Under a Wrong Constellation

 

by Mark Danowsky

 

The dog is limping. Favoring his left hind leg; moreover, a display

of lameness in the right.

 

One of my bosses texts me after 8pm. Maybe he remembers I am

back from my trip. In any case, he wants my time. I have returned

from the trip sick. And the dog is unwell. And sadly it feels like

these are not the worst of my troubles.

 

I owe everyone I can think of something.

 

I’m supposed to move and find work back where I probably never

should have left.

 

Technically I make decisions. I was just reading about learned

helplessness and, although I have thought of “learned” in the

context of behavior or scholarly accomplishment in times past—it

seems to have found its current comfort.

 

Turns out the thoughts that pop / into the foreground of your mind /

are not necessarily those of most value / are not necessarily those

deserving of equal weight.

 

I hate that I accumulate things.

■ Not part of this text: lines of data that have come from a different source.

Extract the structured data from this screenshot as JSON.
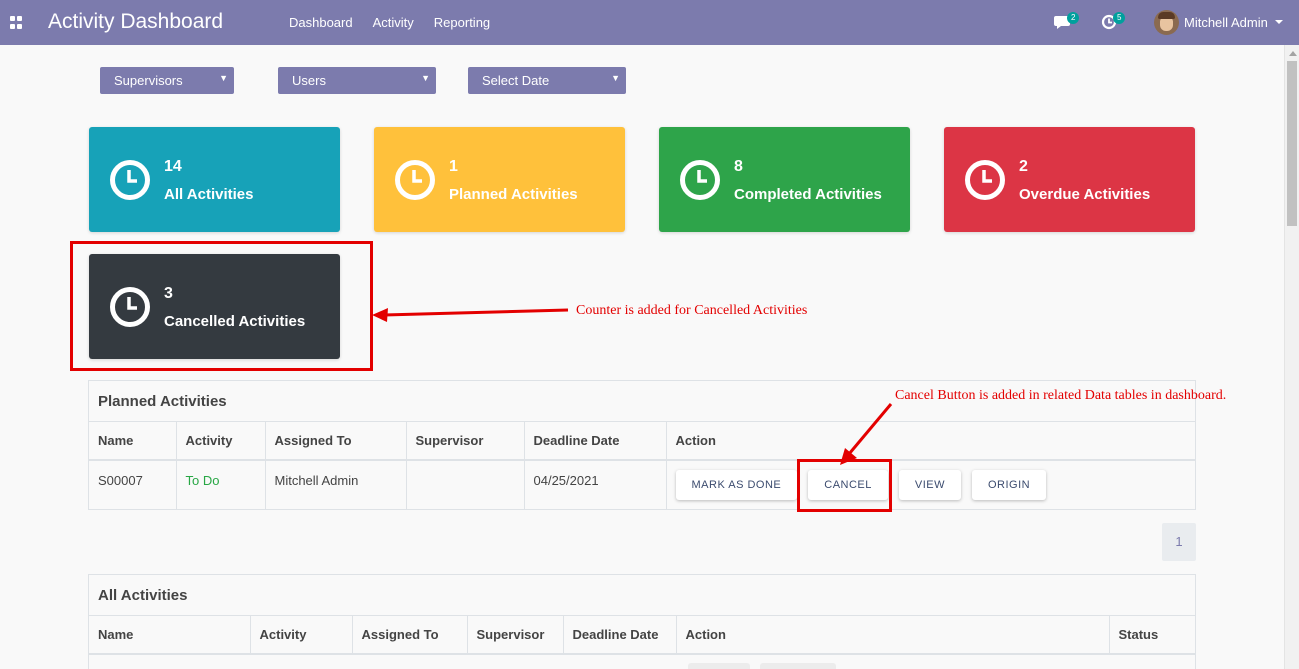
{
  "navbar": {
    "title": "Activity Dashboard",
    "menu": [
      "Dashboard",
      "Activity",
      "Reporting"
    ],
    "messages_count": "2",
    "activities_count": "5",
    "user_name": "Mitchell Admin",
    "bg_color": "#7c7bad"
  },
  "filters": {
    "supervisors": "Supervisors",
    "users": "Users",
    "date": "Select Date"
  },
  "cards": [
    {
      "count": "14",
      "label": "All Activities",
      "color": "#17a2b8"
    },
    {
      "count": "1",
      "label": "Planned Activities",
      "color": "#ffc13b"
    },
    {
      "count": "8",
      "label": "Completed Activities",
      "color": "#2ea44a"
    },
    {
      "count": "2",
      "label": "Overdue Activities",
      "color": "#dc3545"
    },
    {
      "count": "3",
      "label": "Cancelled Activities",
      "color": "#343a40"
    }
  ],
  "annotations": {
    "counter_note": "Counter is added for Cancelled Activities",
    "cancel_note": "Cancel Button is added in related Data tables in dashboard.",
    "color": "#e30000"
  },
  "planned": {
    "title": "Planned Activities",
    "columns": [
      "Name",
      "Activity",
      "Assigned To",
      "Supervisor",
      "Deadline Date",
      "Action"
    ],
    "row": {
      "name": "S00007",
      "activity": "To Do",
      "assigned_to": "Mitchell Admin",
      "supervisor": "",
      "deadline": "04/25/2021"
    },
    "actions": [
      "MARK AS DONE",
      "CANCEL",
      "VIEW",
      "ORIGIN"
    ]
  },
  "pagination": {
    "current": "1"
  },
  "all": {
    "title": "All Activities",
    "columns": [
      "Name",
      "Activity",
      "Assigned To",
      "Supervisor",
      "Deadline Date",
      "Action",
      "Status"
    ]
  }
}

I hate that I cannot get rid of them

once I have them. I hate myself for letting myself choose against

my intentions. This is not the paradox of choice. This is a paradox

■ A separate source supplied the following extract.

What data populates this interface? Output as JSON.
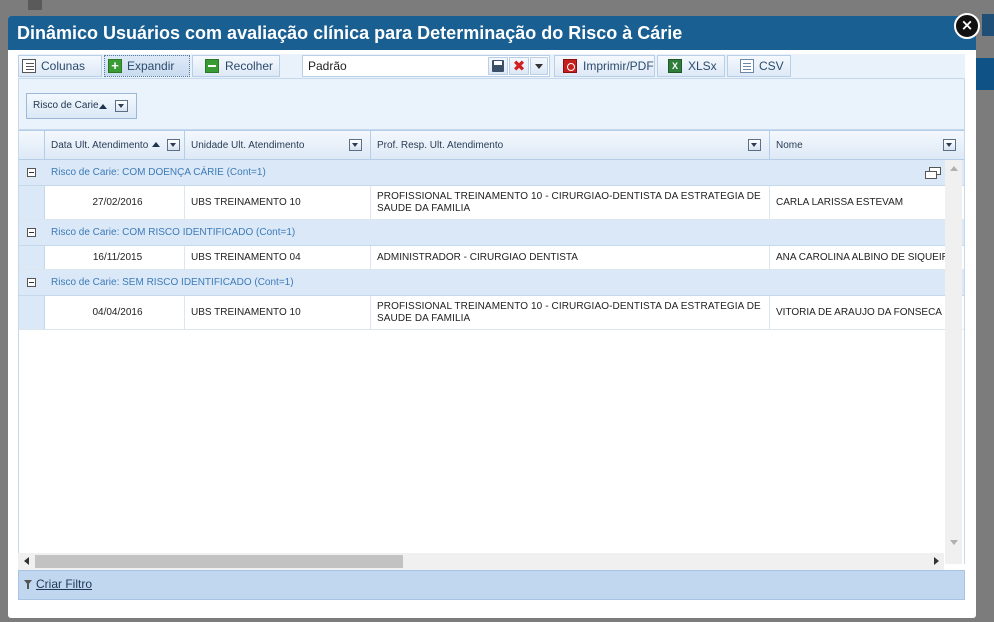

of the ununified/irreconcilable self.

 

The dog has fallen asleep and is quietly yelping in dream. It feels

important to note his legs are not kicking. Sometimes they kick.

They certainly used to.